Turn to your right and walk out of the garden to find a miniature Weinberg (vineyard). Take a good look at the stones under the vines. Notice the different colours. These are stones from the wine-growing area of Franconia: Sandstone, Shell Limestone, and Keuper. As you sail on the Cruise Ship down the River Main, look at the colours of the buildings. Between Frankfurt and Wurzburg, around the area of Miltenberg and Wertheim, you’ll notice the houses are built of red sandstone. That’s the Bunte Sandstein on the right. The middle stone is yellow, like the Residenz in Wurzburg and the buildings in the area around Volkach. And finally, the grey Keuper is the same colour as the buildings you’ll see as you continue your trip down the Main. You can see that the geology of the region is reflected both in the architecture and in the taste of the wine. The same grape variety, grown on each of these areas, results in very different tasting wine.
Along the River and the Brückenshoppen
Come back through the gardens to the Juliuspromenade and walk down to the river. You can walk under the Alter Kranen (Old Crane). This crane was used from 1773 to 1846 to transfer goods on and off riverboats. The buildings are now home to several restaurants, from a simple Biergarten to an Italian pizzeria and a Steak House.
The pizzas at Locanda are as big as a coffee table and guests are encouraged to share. You can even have each half of the pizza with a different topping. In warmer weather, you’ll find lots of students with their takeaway pizzas sitting on the banks of the river, drinking wine and chatting. This has become such a local tradition that the city has set up a designated Pizza Bin (trash can for my American readers!) along the promenade. See if you can spot it.
As you walk back along the banks of the river, you will see the Main Kutter, during the summer months. Although this boat wasn’t used for this purpose, it always reminds me of the Waschschiffe – the Washing Ships – that, up till the advent of the washing machine, were found along the river. The women would bring their clothing to the Washing Ships to scrub them clean, without having to worry about them drifting away.
If you want to find out how else the River Main was once the centre of life in Würzburg, there is a wonderful Fisheries Museum just over the Alte Mainbrücke. It is open the first Sunday in the month from 11 am till 1 pm (check the website though to be sure).
Now you are back at the Alte Mainbrücke.

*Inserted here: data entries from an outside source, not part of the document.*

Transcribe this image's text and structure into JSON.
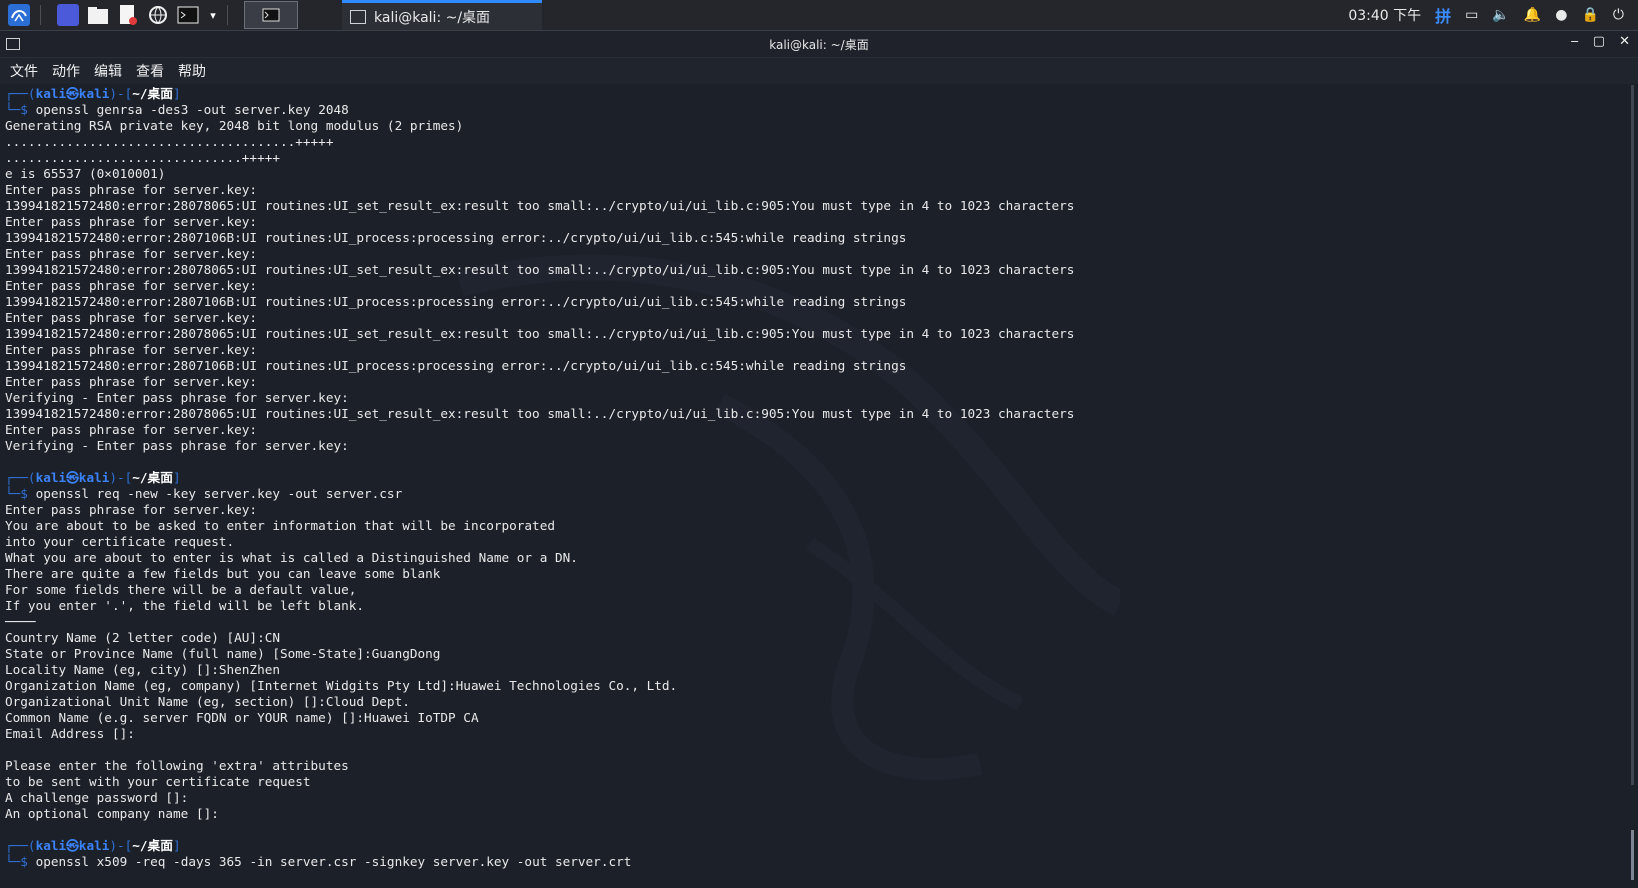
{
  "taskbar": {
    "task_title": "kali@kali: ~/桌面",
    "clock": "03:40 下午",
    "ime": "拼",
    "launcher_icons": [
      "kali-menu-icon",
      "desktop-icon",
      "files-icon",
      "text-editor-icon",
      "browser-icon",
      "terminal-icon",
      "chevron-down-icon"
    ]
  },
  "window": {
    "title": "kali@kali: ~/桌面",
    "controls": {
      "minimize": "‒",
      "maximize": "▢",
      "close": "✕"
    }
  },
  "menu": {
    "file": "文件",
    "action": "动作",
    "edit": "编辑",
    "view": "查看",
    "help": "帮助"
  },
  "terminal": {
    "prompt_user": "kali㉿kali",
    "prompt_path": "~/桌面",
    "prompt_left": "┌──(",
    "prompt_mid": ")-[",
    "prompt_end": "]",
    "prompt_line2": "└─$ ",
    "blocks": [
      {
        "command": "openssl genrsa -des3 -out server.key 2048",
        "output": [
          "Generating RSA private key, 2048 bit long modulus (2 primes)",
          "......................................+++++",
          "...............................+++++",
          "e is 65537 (0×010001)",
          "Enter pass phrase for server.key:",
          "139941821572480:error:28078065:UI routines:UI_set_result_ex:result too small:../crypto/ui/ui_lib.c:905:You must type in 4 to 1023 characters",
          "Enter pass phrase for server.key:",
          "139941821572480:error:2807106B:UI routines:UI_process:processing error:../crypto/ui/ui_lib.c:545:while reading strings",
          "Enter pass phrase for server.key:",
          "139941821572480:error:28078065:UI routines:UI_set_result_ex:result too small:../crypto/ui/ui_lib.c:905:You must type in 4 to 1023 characters",
          "Enter pass phrase for server.key:",
          "139941821572480:error:2807106B:UI routines:UI_process:processing error:../crypto/ui/ui_lib.c:545:while reading strings",
          "Enter pass phrase for server.key:",
          "139941821572480:error:28078065:UI routines:UI_set_result_ex:result too small:../crypto/ui/ui_lib.c:905:You must type in 4 to 1023 characters",
          "Enter pass phrase for server.key:",
          "139941821572480:error:2807106B:UI routines:UI_process:processing error:../crypto/ui/ui_lib.c:545:while reading strings",
          "Enter pass phrase for server.key:",
          "Verifying - Enter pass phrase for server.key:",
          "139941821572480:error:28078065:UI routines:UI_set_result_ex:result too small:../crypto/ui/ui_lib.c:905:You must type in 4 to 1023 characters",
          "Enter pass phrase for server.key:",
          "Verifying - Enter pass phrase for server.key:",
          ""
        ]
      },
      {
        "command": "openssl req -new -key server.key -out server.csr",
        "output": [
          "Enter pass phrase for server.key:",
          "You are about to be asked to enter information that will be incorporated",
          "into your certificate request.",
          "What you are about to enter is what is called a Distinguished Name or a DN.",
          "There are quite a few fields but you can leave some blank",
          "For some fields there will be a default value,",
          "If you enter '.', the field will be left blank.",
          "────",
          "Country Name (2 letter code) [AU]:CN",
          "State or Province Name (full name) [Some-State]:GuangDong",
          "Locality Name (eg, city) []:ShenZhen",
          "Organization Name (eg, company) [Internet Widgits Pty Ltd]:Huawei Technologies Co., Ltd.",
          "Organizational Unit Name (eg, section) []:Cloud Dept.",
          "Common Name (e.g. server FQDN or YOUR name) []:Huawei IoTDP CA",
          "Email Address []:",
          "",
          "Please enter the following 'extra' attributes",
          "to be sent with your certificate request",
          "A challenge password []:",
          "An optional company name []:",
          ""
        ]
      },
      {
        "command": "openssl x509 -req -days 365 -in server.csr -signkey server.key -out server.crt",
        "output": []
      }
    ]
  }
}
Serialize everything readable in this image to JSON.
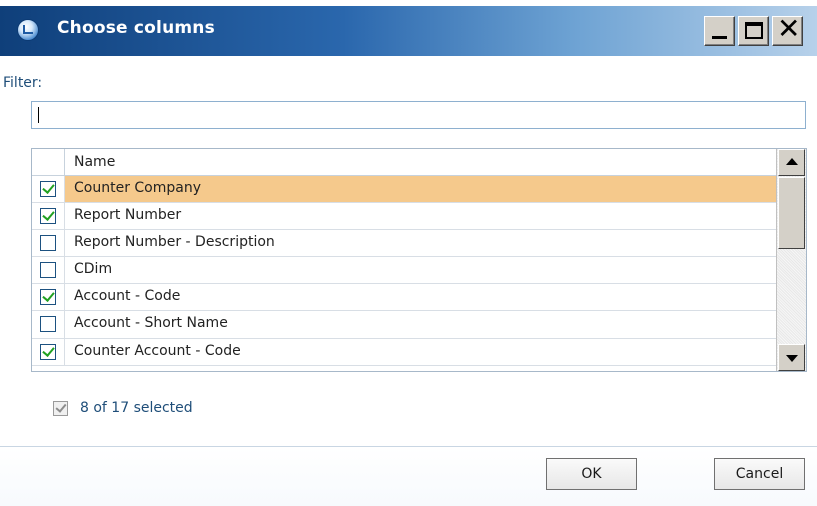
{
  "window": {
    "title": "Choose columns",
    "icon": "app-icon"
  },
  "filter": {
    "label": "Filter:",
    "value": "",
    "placeholder": ""
  },
  "grid": {
    "column_header": "Name",
    "rows": [
      {
        "label": "Counter Company",
        "checked": true,
        "selected": true
      },
      {
        "label": "Report Number",
        "checked": true,
        "selected": false
      },
      {
        "label": "Report Number - Description",
        "checked": false,
        "selected": false
      },
      {
        "label": "CDim",
        "checked": false,
        "selected": false
      },
      {
        "label": "Account - Code",
        "checked": true,
        "selected": false
      },
      {
        "label": "Account - Short Name",
        "checked": false,
        "selected": false
      },
      {
        "label": "Counter Account - Code",
        "checked": true,
        "selected": false
      }
    ]
  },
  "selection": {
    "summary": "8 of 17 selected"
  },
  "buttons": {
    "ok": "OK",
    "cancel": "Cancel"
  },
  "colors": {
    "selected_row": "#f5c98c",
    "checkmark": "#21a121",
    "link_text": "#1f4e79"
  }
}
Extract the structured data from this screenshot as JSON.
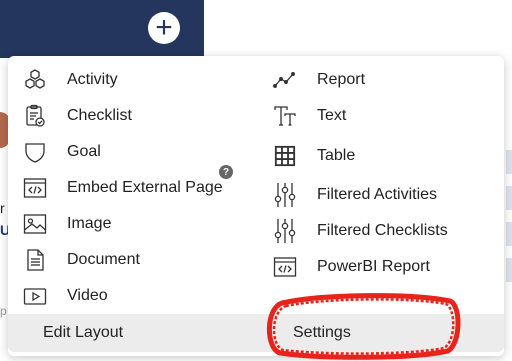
{
  "add_button": "+",
  "background": {
    "text_r": "r",
    "text_u": "U",
    "text_p": "p"
  },
  "menu": {
    "left_items": [
      {
        "label": "Activity",
        "icon": "hexagon-cluster-icon"
      },
      {
        "label": "Checklist",
        "icon": "clipboard-check-icon"
      },
      {
        "label": "Goal",
        "icon": "shield-icon"
      },
      {
        "label": "Embed External Page",
        "icon": "code-window-icon"
      },
      {
        "label": "Image",
        "icon": "image-icon"
      },
      {
        "label": "Document",
        "icon": "document-icon"
      },
      {
        "label": "Video",
        "icon": "video-play-icon"
      }
    ],
    "right_items": [
      {
        "label": "Report",
        "icon": "line-chart-icon"
      },
      {
        "label": "Text",
        "icon": "text-tt-icon"
      },
      {
        "label": "Table",
        "icon": "grid-table-icon"
      },
      {
        "label": "Filtered Activities",
        "icon": "sliders-icon"
      },
      {
        "label": "Filtered Checklists",
        "icon": "sliders-icon"
      },
      {
        "label": "PowerBI Report",
        "icon": "code-window-icon"
      }
    ],
    "help_badge": "?",
    "footer": {
      "edit_layout": "Edit Layout",
      "settings": "Settings"
    }
  },
  "colors": {
    "header": "#24365d",
    "annotation": "#e8231c",
    "footer": "#ececec"
  }
}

It is the bridge with the statues and it is where one of the loveliest traditions has been established in the past years. The Brückenshoppen. ‘Brücke’ is German for ‘bridge’, and a ‘Schoppen’, is the local measure of a glass of wine – 0.25l or about 1/2 pint (US). We talk about ordering a ‘Schoppen’ instead of a ‘glass’ of wine. A Brückenshoppen is, therefore, a glass of wine on the bridge!
The Brückenshoppen has grown from the one restaurant offering an aperitif outside on the bridge to every nearby restaurant and bar selling chilled wine in summer and Glühwein in winter.
Top tip — if you don’t want to stand while you drink your wine, go down the side of the bridge (past the English shop Eton Place) and turn left at the traffic light. Under the bridge, there’s a little bar with stools for the tired and weary. You can also reach it from the bridge, just go down the stairs opposite the entrance to the restaurant.
The Mainmühle Restaurant and Mainwein are often quite busy but if you nip across the bridge to Brückenbäck, you’ll probably not have to queue as long. And if you want a snack to go with your wine, check out the organic cafe Köhlers (where you can also buy wine to take on the bridge).
From the bridge, it’s just a short walk back to your cruise ship. I hope you’ve enjoyed your day in Würzburg and will come back again to spend more time in our gorgeous city.